If this receptor does not activate, the melanocytes produce pheomelanin instead. In this case, your baby may get strawberry blonde, auburn, or red hair.
Sometimes, the receptor is blocked, forcing it only to produce pheomelanin. When this occurs, it generally results in fiery red hair.
The most interesting fact is that pigment can change over time.
Could My Baby’s Hair Color Change?
Yes! Although the amount and type of pigment are already locked into your baby’s DNA, your baby’s hair color is still developing. This may continue until they are six or seven years old.
A child’s hair color can change dramatically over several years. This is because the pigment, its density, and its distribution are still changing and “settling in.”
An interesting study revealed that people of European descent are particularly prone to hair color change. Scientists are not exactly sure as to why or how. But they believe it has to do with hormonal changes, activating the melanin in the hair follicles (6).
The example focused on blond-haired children. Most of them grew to have darker locks when they reached their teenage years or entered puberty.
Unique Hair Color
If you’ve ever searched the web for “unique baby hair color,” chances are you came across some pretty wild results. There are some conditions caused by what doctors call “loss of function” that cause color variation.
Poliosis or “white forelock” is a condition where a particular spot of hair is entirely white (7).
Doctors conclude that this happens because the hair follicles in that spot lack melanin. The rest of the hair remains a natural color, generally brown or black. This makes for a very distinctive appearance.
Generally, poliosis occurs when several genetic syndromes take place at the same time.

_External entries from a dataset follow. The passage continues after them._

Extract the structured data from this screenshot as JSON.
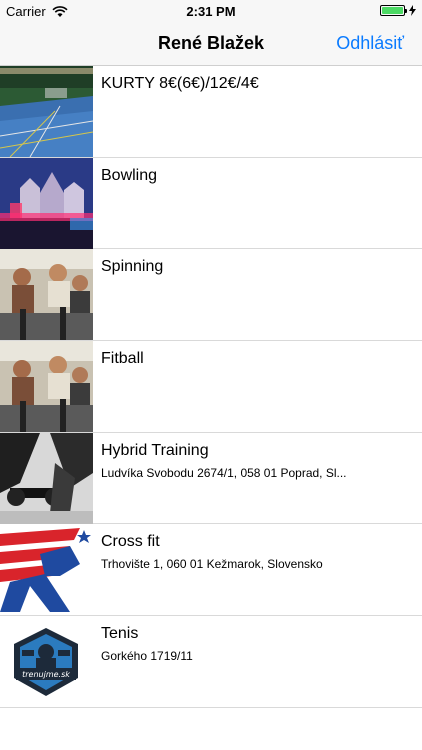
{
  "status_bar": {
    "carrier": "Carrier",
    "time": "2:31 PM"
  },
  "nav": {
    "title": "René Blažek",
    "logout_label": "Odhlásiť"
  },
  "colors": {
    "accent": "#0a7bff",
    "battery": "#4cd964"
  },
  "items": [
    {
      "title": "KURTY 8€(6€)/12€/4€",
      "subtitle": "",
      "icon": "court-photo"
    },
    {
      "title": "Bowling",
      "subtitle": "",
      "icon": "castle-photo"
    },
    {
      "title": "Spinning",
      "subtitle": "",
      "icon": "spinning-photo"
    },
    {
      "title": "Fitball",
      "subtitle": "",
      "icon": "spinning-photo"
    },
    {
      "title": "Hybrid Training",
      "subtitle": "Ludvíka Svobodu 2674/1, 058 01 Poprad, Sl...",
      "icon": "gym-photo"
    },
    {
      "title": "Cross fit",
      "subtitle": "Trhovište 1, 060 01 Kežmarok, Slovensko",
      "icon": "flag-logo"
    },
    {
      "title": "Tenis",
      "subtitle": "Gorkého 1719/11",
      "icon": "trenujme-logo"
    }
  ],
  "thumb_texts": {
    "trenujme": "trenujme.sk"
  }
}
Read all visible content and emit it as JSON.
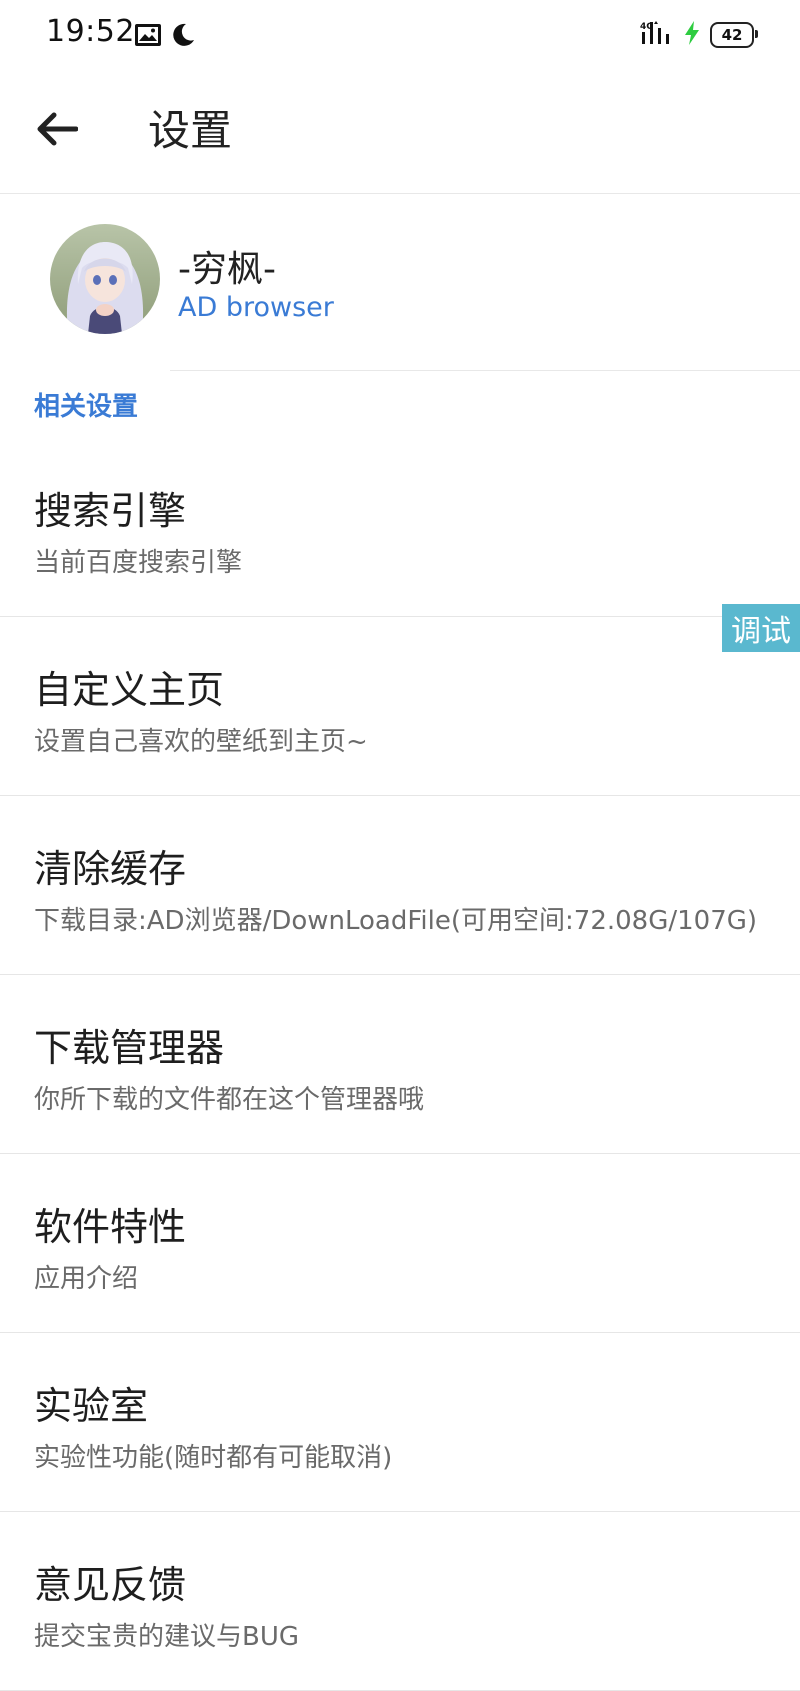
{
  "status_bar": {
    "time": "19:52",
    "network": "4G",
    "battery": "42"
  },
  "app_bar": {
    "title": "设置"
  },
  "profile": {
    "name": "-穷枫-",
    "subtitle": "AD browser"
  },
  "section": {
    "header": "相关设置"
  },
  "settings": [
    {
      "title": "搜索引擎",
      "subtitle": "当前百度搜索引擎"
    },
    {
      "title": "自定义主页",
      "subtitle": "设置自己喜欢的壁纸到主页~"
    },
    {
      "title": "清除缓存",
      "subtitle": "下载目录:AD浏览器/DownLoadFile(可用空间:72.08G/107G)"
    },
    {
      "title": "下载管理器",
      "subtitle": "你所下载的文件都在这个管理器哦"
    },
    {
      "title": "软件特性",
      "subtitle": "应用介绍"
    },
    {
      "title": "实验室",
      "subtitle": "实验性功能(随时都有可能取消)"
    },
    {
      "title": "意见反馈",
      "subtitle": "提交宝贵的建议与BUG"
    }
  ],
  "debug": {
    "label": "调试"
  },
  "colors": {
    "accent": "#3a7bd5",
    "debug_bg": "#5ab8cf",
    "charging": "#2ecc40"
  }
}
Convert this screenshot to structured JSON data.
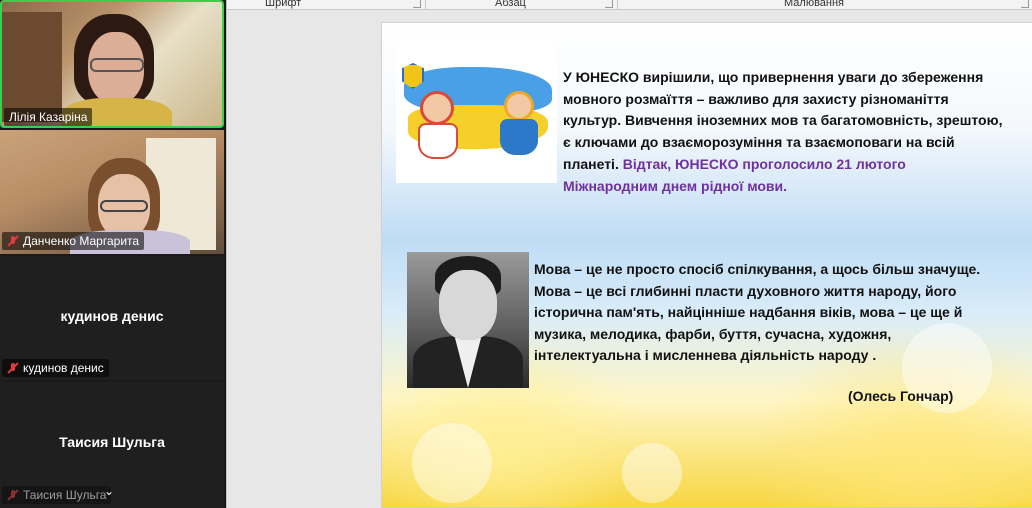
{
  "participants": [
    {
      "name": "Лілія Казаріна",
      "video": true,
      "muted": false
    },
    {
      "name": "Данченко Маргарита",
      "video": true,
      "muted": true
    },
    {
      "name": "кудинов денис",
      "video": false,
      "muted": true
    },
    {
      "name": "Таисия Шульга",
      "video": false,
      "muted": true
    }
  ],
  "ribbon": {
    "groups": [
      "Шрифт",
      "Абзац",
      "Малювання"
    ]
  },
  "slide": {
    "paragraph1": "У ЮНЕСКО вирішили, що привернення уваги до збереження мовного розмаїття – важливо для захисту різноманіття культур. Вивчення іноземних мов та багатомовність, зрештою, є ключами до взаєморозуміння та взаємоповаги на всій планеті.",
    "paragraph1_highlight": "Відтак, ЮНЕСКО проголосило 21 лютого Міжнародним днем рідної мови.",
    "quote": "Мова – це не просто спосіб спілкування, а щось більш значуще. Мова – це всі глибинні пласти духовного життя народу, його історична пам'ять, найцінніше надбання віків, мова – це ще й музика, мелодика, фарби, буття, сучасна, художня, інтелектуальна і мисленнева діяльність народу .",
    "author": "(Олесь Гончар)"
  },
  "colors": {
    "active_speaker_border": "#3ccf4e",
    "highlight_text": "#7030a0",
    "muted_icon": "#e23b3b"
  },
  "icons": [
    "mic-off-icon",
    "chevron-down-icon",
    "dialog-launcher-icon"
  ]
}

These include tuberous sclerosis, piebaldism, and Waardenburg syndrome.
However, experts have also concluded that it can occur due to a series of acquired conditions or other triggers. These include inflammatory illnesses, medication reactions, or skin tumors.
Poliosis can also affect other parts of the body. Some babies have it in their eyebrows or eyelashes. Although it may sound serious, most people with it are perfectly healthy.
Albinism is a genetic condition that results in the absence of melanin in the hair, skin, and eyes. People who have it are often characterized by having very fair skin and white hair. However, there are different variations.
The condition is very common, especially in other parts of the world, where as many as one in 3,000 children are born with it. In the U.S., it affects about one in 18,000 to 20,000 people (8).
Albinism is not a condition your baby can acquire after birth since it occurs due to a gene mutation. The chances that your baby will have it are very slim.
Generally, for a baby to be born with albinism, both the mother and father must carry the mutated gene. However, further studies revealed another variation where the mom is the carrier. This type usually only affects boys.
Albinism is not a life-threatening condition, but it can cause poor vision. Fortunately, this can often be corrected.
Babies and children with albinism should be well protected from the sun at all times. Because their skin lacks pigmentation, they are extra sensitive and may easily become sunburned. Applying sunblock and dressing them in opaque clothing, including hats and loose shirts, is essential.
There is no absolute way of telling if your child will have albinism since DNA samples vary even for the same type of albinism. But you might be able to find out if there’s a slim chance.